Start a Revolution?
This all sounds like a lot to do and maybe overwhelming if thinking about where to start. However, there is a simple starting point to address the big changes just identified; one that will connect, naturally, to all inevitable next steps, that will modify the codified curriculum model, just as wooden planks laid on boggy roads got the Model T traffic moving and launched a revolution.
Pulling ‘The Big Lever’
What is the single, revolutionary, world-altering innovation that can lead education from mass-produced schooling to personally meaningful learning? Tests. Yes, tests; rich and authentic data on significant student learning. Of course, the trick is in what is measured. A revealing case study relates to The Melbourne Declaration, the vision document upon which the codified Australian Curriculum is based. In examining its goals for Successful Learners, there is lots of potential for innovation. Look carefully at the descriptors in the side box and focus on how many of these worthy goals can actually be taught, meaning they represent knowledge or skills that can be acquired or developed as opposed to characteristics, traits, approaches or choices. When this challenge has been posed in the past, educators invariably identify only essential skills in literacy and numeracy. Clearly, these can be taught and done so with great effectiveness. What percentage of the total list of goals do they represent? Very small, indeed. This brings up a couple of critical points. First, how can these goals be achieved if educators cannot ‘teach their way to them’? This is the kind of design challenge that prompts innovation! In other words, if teachers cannot ‘teach’ students to be motivated to reach their potential then they should explore and assess many of the evidence-based strategies that already exist, and invent any more that are needed. Second, by choosing to test for only literacy and numeracy (for example, NAPLAN), education ineffectively abandons all the other goals. Thus, although education begins with a powerful vision, it is undermined by reinforcing the old paradigm that targets basic skills rather than uses this as an inspiration to change or improve the out-dated model.
The next instalment of this series will highlight a variety of evidence-based, intuitively valid and energising examples of how education replaces the quest for better basic skills test scores with amazing alternatives. Let the revolution begin (with true innovation).
- develop their capacity to learn and play an active role in their own learning
- have the essential skills in literacy and numeracy and are creative and productive users of technology, especially ICT, as a foundation for success in all learning areas
- are able to think deeply and logically, and obtain and evaluate evidence in a disciplined way as the result of studying fundamental disciplines
- are creative, innovative and resourceful, and are able to solve problems in ways that draw upon a range of learning areas and disciplines
- are able to plan activities independently, collaborate, work in teams and communicate ideas
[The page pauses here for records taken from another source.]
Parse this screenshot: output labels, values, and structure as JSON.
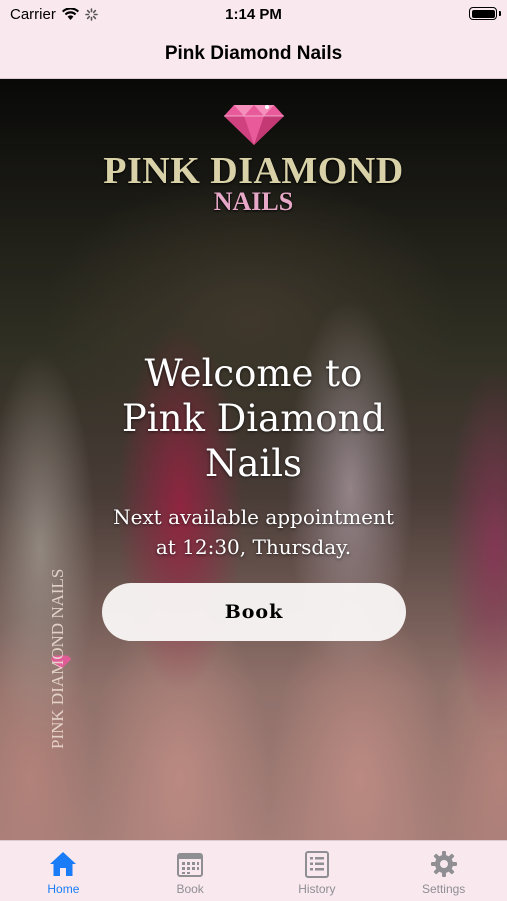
{
  "status_bar": {
    "carrier": "Carrier",
    "time": "1:14 PM"
  },
  "nav": {
    "title": "Pink Diamond Nails"
  },
  "hero": {
    "logo_line1": "PINK DIAMOND",
    "logo_line2": "NAILS",
    "welcome_line1": "Welcome to",
    "welcome_line2": "Pink Diamond",
    "welcome_line3": "Nails",
    "appt_line1": "Next available appointment",
    "appt_line2": "at 12:30, Thursday.",
    "book_label": "Book",
    "watermark_text": "PINK DIAMOND NAILS"
  },
  "tabs": [
    {
      "label": "Home",
      "icon": "house-icon",
      "active": true
    },
    {
      "label": "Book",
      "icon": "calendar-icon",
      "active": false
    },
    {
      "label": "History",
      "icon": "list-icon",
      "active": false
    },
    {
      "label": "Settings",
      "icon": "gear-icon",
      "active": false
    }
  ],
  "colors": {
    "accent": "#1a7cf6",
    "bar_background": "#f9e9ee",
    "inactive_tab": "#8e8e93"
  }
}
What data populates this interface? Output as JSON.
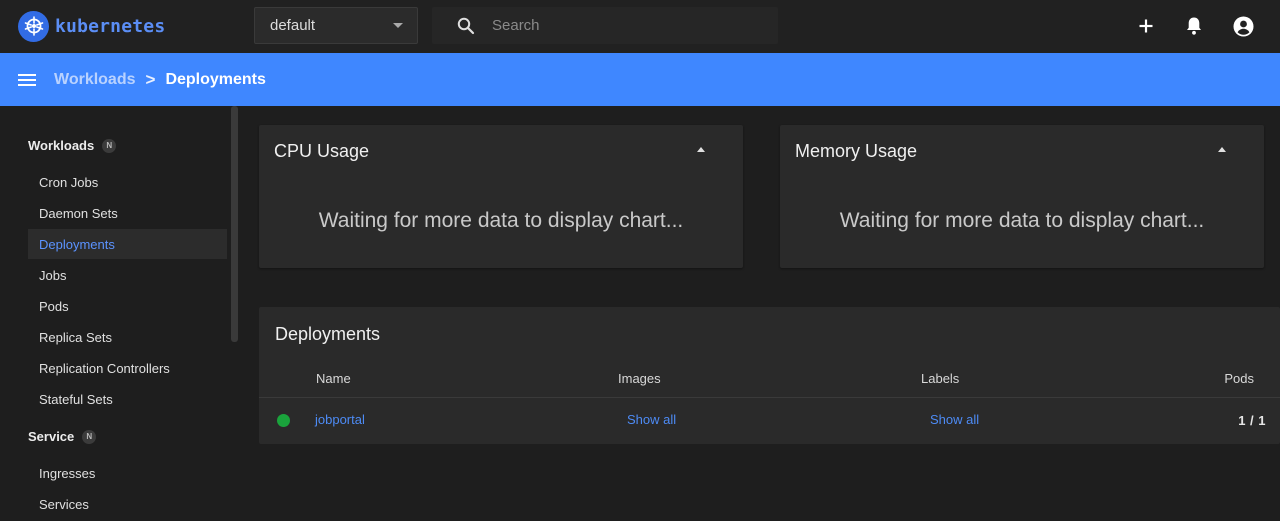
{
  "app": {
    "logo_text": "kubernetes"
  },
  "namespace": {
    "selected": "default"
  },
  "search": {
    "placeholder": "Search"
  },
  "header": {
    "breadcrumb_parent": "Workloads",
    "breadcrumb_separator": ">",
    "breadcrumb_current": "Deployments"
  },
  "sidebar": {
    "sections": [
      {
        "label": "Workloads",
        "badge": "N"
      },
      {
        "label": "Service",
        "badge": "N"
      }
    ],
    "workload_items": [
      "Cron Jobs",
      "Daemon Sets",
      "Deployments",
      "Jobs",
      "Pods",
      "Replica Sets",
      "Replication Controllers",
      "Stateful Sets"
    ],
    "service_items": [
      "Ingresses",
      "Services"
    ],
    "active_item": "Deployments"
  },
  "cpu_card": {
    "title": "CPU Usage",
    "message": "Waiting for more data to display chart..."
  },
  "memory_card": {
    "title": "Memory Usage",
    "message": "Waiting for more data to display chart..."
  },
  "deployments": {
    "title": "Deployments",
    "columns": [
      "Name",
      "Images",
      "Labels",
      "Pods"
    ],
    "rows": [
      {
        "status": "running",
        "name": "jobportal",
        "images": "Show all",
        "labels": "Show all",
        "pods": "1 / 1"
      }
    ]
  },
  "colors": {
    "header_blue": "#3f87ff",
    "logo_blue": "#326ce5",
    "link_blue": "#4d8bf5",
    "status_green": "#1aa33c"
  }
}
- are able to make sense of their world and think about how things have become the way they are
- are on a pathway towards continued success in further education, training or employment, and acquire the skills to make informed learning and employment decisions throughout their lives
- are motivated to reach their full potential.
This article was originally published on April 26, 2016 on educationtechnologysolutions.com.